Tuesday, May 29, 2007

History repeats itself

I just found a short article at Defensetech.org (with a hat-tip to military.com) about the weapons our troops are using in Iraq and Afghanistan.

It seems that many troops are requesting that the military ditch the M9 pistol ( a 9mm round) because it has insufficient stopping power. Some are specifically asking for a return to the venerable M1911 .45 caliber. In fairness, I've been hearing this for a couple years.

Well duh. The US adopted the 9 mm about 20 years ago (give or take) simply because our allies all use it, and this way we could have compatible ammunition. The .45 on the other hand was designed for the US Army during the Moro rebellion in the Philippines. It was designed specifically to give the troops a pistol with terrific stopping power, as a last-ditch defense.

Here's a little tip: When your military buys a new weapon, designed specifically to be used to stop fanatical Muslim guerrillas who are whacked out on their narcotic of choice, and it works brilliantly for about 80 years, think hard about replacing it for no good reason.

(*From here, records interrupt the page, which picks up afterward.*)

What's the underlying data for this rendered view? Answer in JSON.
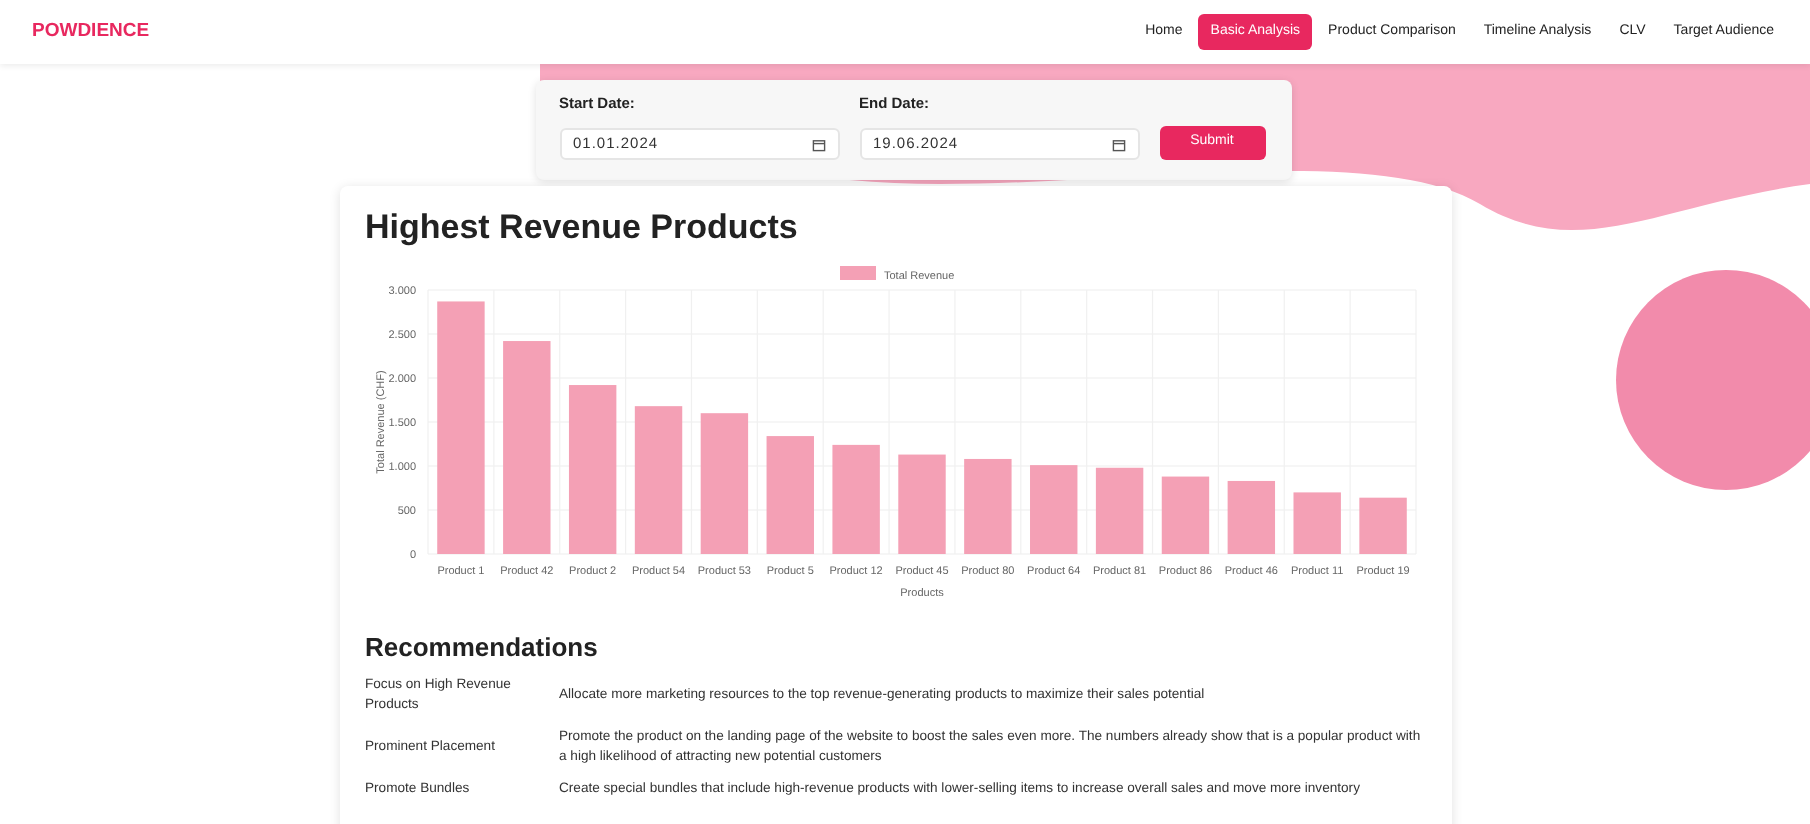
{
  "brand": "POWDIENCE",
  "nav": [
    {
      "label": "Home",
      "selected": false
    },
    {
      "label": "Basic Analysis",
      "selected": true
    },
    {
      "label": "Product Comparison",
      "selected": false
    },
    {
      "label": "Timeline Analysis",
      "selected": false
    },
    {
      "label": "CLV",
      "selected": false
    },
    {
      "label": "Target Audience",
      "selected": false
    }
  ],
  "filters": {
    "start": {
      "label": "Start Date:",
      "value": "01.01.2024"
    },
    "end": {
      "label": "End Date:",
      "value": "19.06.2024"
    },
    "submit": "Submit"
  },
  "title": "Highest Revenue Products",
  "chart_data": {
    "type": "bar",
    "xlabel": "Products",
    "ylabel": "Total Revenue (CHF)",
    "categories": [
      "Product 1",
      "Product 42",
      "Product 2",
      "Product 54",
      "Product 53",
      "Product 5",
      "Product 12",
      "Product 45",
      "Product 80",
      "Product 64",
      "Product 81",
      "Product 86",
      "Product 46",
      "Product 11",
      "Product 19"
    ],
    "series": [
      {
        "name": "Total Revenue",
        "color": "#f4a0b5",
        "values": [
          2870,
          2420,
          1920,
          1680,
          1600,
          1340,
          1240,
          1130,
          1080,
          1010,
          980,
          880,
          830,
          700,
          640
        ]
      }
    ],
    "ylim": [
      0,
      3000
    ],
    "grid": true,
    "yticks": [
      {
        "value": 0,
        "label": "0"
      },
      {
        "value": 500,
        "label": "500"
      },
      {
        "value": 1000,
        "label": "1.000"
      },
      {
        "value": 1500,
        "label": "1.500"
      },
      {
        "value": 2000,
        "label": "2.000"
      },
      {
        "value": 2500,
        "label": "2.500"
      },
      {
        "value": 3000,
        "label": "3.000"
      }
    ]
  },
  "recommendations_title": "Recommendations",
  "recommendations": [
    {
      "name": "Focus on High Revenue Products",
      "text": "Allocate more marketing resources to the top revenue-generating products to maximize their sales potential"
    },
    {
      "name": "Prominent Placement",
      "text": "Promote the product on the landing page of the website to boost the sales even more. The numbers already show that is a popular product with a high likelihood of attracting new potential customers"
    },
    {
      "name": "Promote Bundles",
      "text": "Create special bundles that include high-revenue products with lower-selling items to increase overall sales and move more inventory"
    }
  ]
}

The saddest thing about this whole affair is that it's just so... obvious. I was in the Army when the switch to the newer pistol began (though I never used one). I clearly recall discussions with other officers and NCOs, in which we all-without exception- took the view that it was a mistake to switch, because the .45 was a more "lethal" round. But of course, the decision was made up in Washington (I assume), which someone once described to me as "where the rubber meets the clouds".

I just wonder how many of our soldiers were killed because they couldn't stop an enemy soldier, even with multiple shots. As the article says:

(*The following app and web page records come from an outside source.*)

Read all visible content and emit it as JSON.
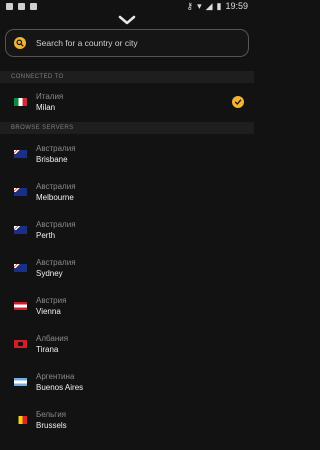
{
  "status_bar": {
    "time": "19:59"
  },
  "search": {
    "placeholder": "Search for a country or city"
  },
  "sections": {
    "connected": {
      "title": "CONNECTED TO"
    },
    "browse": {
      "title": "BROWSE SERVERS"
    }
  },
  "connected_server": {
    "country": "Италия",
    "city": "Milan",
    "flag": "flag-italy"
  },
  "servers": [
    {
      "country": "Австралия",
      "city": "Brisbane",
      "flag": "flag-australia"
    },
    {
      "country": "Австралия",
      "city": "Melbourne",
      "flag": "flag-australia"
    },
    {
      "country": "Австралия",
      "city": "Perth",
      "flag": "flag-australia"
    },
    {
      "country": "Австралия",
      "city": "Sydney",
      "flag": "flag-australia"
    },
    {
      "country": "Австрия",
      "city": "Vienna",
      "flag": "flag-austria"
    },
    {
      "country": "Албания",
      "city": "Tirana",
      "flag": "flag-albania"
    },
    {
      "country": "Аргентина",
      "city": "Buenos Aires",
      "flag": "flag-argentina"
    },
    {
      "country": "Бельгия",
      "city": "Brussels",
      "flag": "flag-belgium"
    }
  ],
  "colors": {
    "accent": "#f2b233",
    "background": "#121212"
  }
}
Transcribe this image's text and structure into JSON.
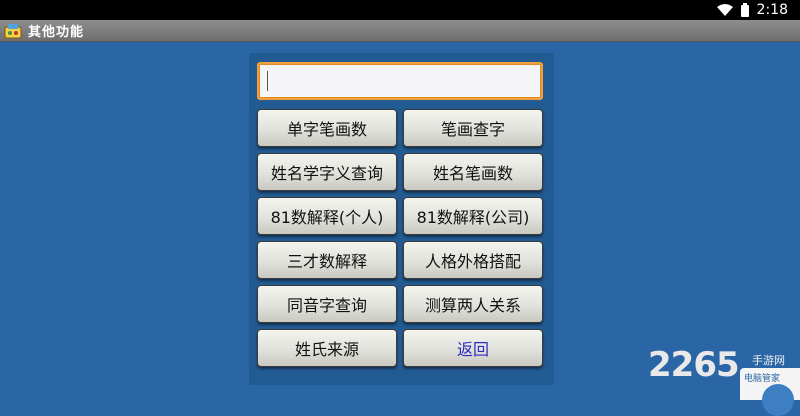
{
  "status_bar": {
    "time": "2:18",
    "wifi_icon": "wifi-icon",
    "battery_icon": "battery-icon"
  },
  "title_bar": {
    "title": "其他功能",
    "icon": "app-icon"
  },
  "input": {
    "value": "",
    "placeholder": ""
  },
  "buttons": [
    {
      "label": "单字笔画数"
    },
    {
      "label": "笔画查字"
    },
    {
      "label": "姓名学字义查询"
    },
    {
      "label": "姓名笔画数"
    },
    {
      "label": "81数解释(个人)"
    },
    {
      "label": "81数解释(公司)"
    },
    {
      "label": "三才数解释"
    },
    {
      "label": "人格外格搭配"
    },
    {
      "label": "同音字查询"
    },
    {
      "label": "测算两人关系"
    },
    {
      "label": "姓氏来源"
    },
    {
      "label": "返回"
    }
  ],
  "watermark": {
    "text": "2265",
    "sub": "手游网"
  },
  "overlay": {
    "label": "电脑管家"
  },
  "colors": {
    "background": "#2a66a6",
    "panel": "#225a92",
    "input_border": "#f0a040",
    "back_text": "#2d2dc0"
  }
}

'"When speaking to experts and Soldiers on site, many commented on the limited ability to effectively stop targets, saying that those personnel targets who were shot multiple times were still able to continue pursuit," the report said.'

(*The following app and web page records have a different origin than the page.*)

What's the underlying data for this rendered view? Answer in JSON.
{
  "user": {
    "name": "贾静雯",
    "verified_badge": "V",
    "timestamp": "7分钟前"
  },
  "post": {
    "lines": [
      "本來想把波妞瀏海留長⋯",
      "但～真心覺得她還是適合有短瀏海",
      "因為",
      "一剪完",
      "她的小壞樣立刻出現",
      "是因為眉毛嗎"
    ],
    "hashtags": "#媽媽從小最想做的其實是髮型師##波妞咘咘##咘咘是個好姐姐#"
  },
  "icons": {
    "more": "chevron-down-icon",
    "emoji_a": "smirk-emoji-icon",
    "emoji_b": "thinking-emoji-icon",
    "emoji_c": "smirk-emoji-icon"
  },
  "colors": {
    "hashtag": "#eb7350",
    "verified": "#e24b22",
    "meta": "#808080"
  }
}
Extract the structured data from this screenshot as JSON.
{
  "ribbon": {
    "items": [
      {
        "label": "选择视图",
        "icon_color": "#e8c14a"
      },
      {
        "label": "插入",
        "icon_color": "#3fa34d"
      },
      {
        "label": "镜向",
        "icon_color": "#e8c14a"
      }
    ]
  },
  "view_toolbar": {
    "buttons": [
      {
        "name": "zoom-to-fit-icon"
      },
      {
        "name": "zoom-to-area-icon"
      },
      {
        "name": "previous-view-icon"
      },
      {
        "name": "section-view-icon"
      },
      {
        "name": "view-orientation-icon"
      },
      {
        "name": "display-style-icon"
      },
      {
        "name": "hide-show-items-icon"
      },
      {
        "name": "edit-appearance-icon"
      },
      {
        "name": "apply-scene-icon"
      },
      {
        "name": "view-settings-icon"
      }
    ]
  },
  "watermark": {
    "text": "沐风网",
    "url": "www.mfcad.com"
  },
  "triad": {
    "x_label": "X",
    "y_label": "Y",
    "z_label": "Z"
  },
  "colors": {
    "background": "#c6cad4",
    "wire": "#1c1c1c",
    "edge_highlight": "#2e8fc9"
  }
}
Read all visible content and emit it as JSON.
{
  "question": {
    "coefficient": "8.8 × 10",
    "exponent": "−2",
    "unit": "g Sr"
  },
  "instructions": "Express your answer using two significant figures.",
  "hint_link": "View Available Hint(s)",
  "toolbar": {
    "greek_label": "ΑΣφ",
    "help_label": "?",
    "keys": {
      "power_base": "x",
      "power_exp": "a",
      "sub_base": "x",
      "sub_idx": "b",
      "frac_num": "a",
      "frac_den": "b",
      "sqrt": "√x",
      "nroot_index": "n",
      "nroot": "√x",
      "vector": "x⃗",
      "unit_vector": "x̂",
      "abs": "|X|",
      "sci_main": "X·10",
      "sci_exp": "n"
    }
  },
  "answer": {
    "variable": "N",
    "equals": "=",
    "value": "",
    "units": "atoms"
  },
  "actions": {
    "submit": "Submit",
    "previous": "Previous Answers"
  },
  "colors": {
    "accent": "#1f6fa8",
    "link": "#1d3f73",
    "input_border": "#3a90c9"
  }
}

This is a tragedy. You need weapons that are lethal to fight a war. It's pretty simple. The .45 is one of the best weapons mankind has ever designed for close-range fighting, like that in a fight to the death (which is what our soldiers have to expect when fighting these animals).

I hope that none of the soldiers that have been captured by terrorists-like the 3 young men this month- were captured by assailants that had already been shot, to no avail.

That would be a crime.



Jenera Healy said...

What is the point of having a weapon in battle if it doesn't kill? It's like having a gun at home for protection that has all the stopping power of a water gun. I bought a gun for protection. It will kill you if necessary. Why should the military have to deal with sub par weapons?

gun-totin-wacko said...

Alas, there's no sense to the switch. The .45 is, all things considered, a superior weapon. Unless you value "compatability" with your allies over everything else.

The .45 has another advantage, for those moments before the shooting starts. It's a really big round, coming from a really big pistol. I've heard several accounts of people over the years that have found themselves on the wrong end of one. The consensus seems to be that when it's pointed at you, that big ol' barrel looks like a 16 inch naval gun pointed right between your eyes.

It's very persuasive, and has a wonderful deterrent effect.

Someday I intend to do a post on different types of pistols, and my ideas about carrying them. But this comment should provide a good insight into what I think.

Ah, the love of a man for his gun. It's a beautiful thing.

Walter Clark said...

Ah, yes that "staring down the barrel into the depths of hell" look. I once in college had a job at a stop and rob, graveyard shift (redundancy alert). The guy who'd just quit had been robbed at gun point. When the police asked if he could tell them the caliber of the pistol he held his arms in a great big circle and said "It looked this big. I think it was a 22."

I don't care nearly as much about how big the barrel looks as how successfully it blows a big enough hole to put the other guy down in one.

As for Washington, I've always referred to that as inside the Beltway and above reality.

gun-totin-wacko said...


I have a trilogy of books about WWII with the 101st airborne, by a gentleman named Donald R. Burgett. Highly recommend them.

At any rate, near the end of the War, he was leading a patrol into a German village. The locals all came out, and he ordered the mayor to order them all inside. The man hesitated. Burgett pulled his .45, stuck it in the man's face and repeated the order. The man muttered "gross", i.e. "big", and immediately complied.

That's one of the things that influenced me, along with the fact that I used the .45 when I served.

Toss in some hollow-points, and I think it'll stop anybody, no matter how whacked out they are on drugs.

Thanks for your comment.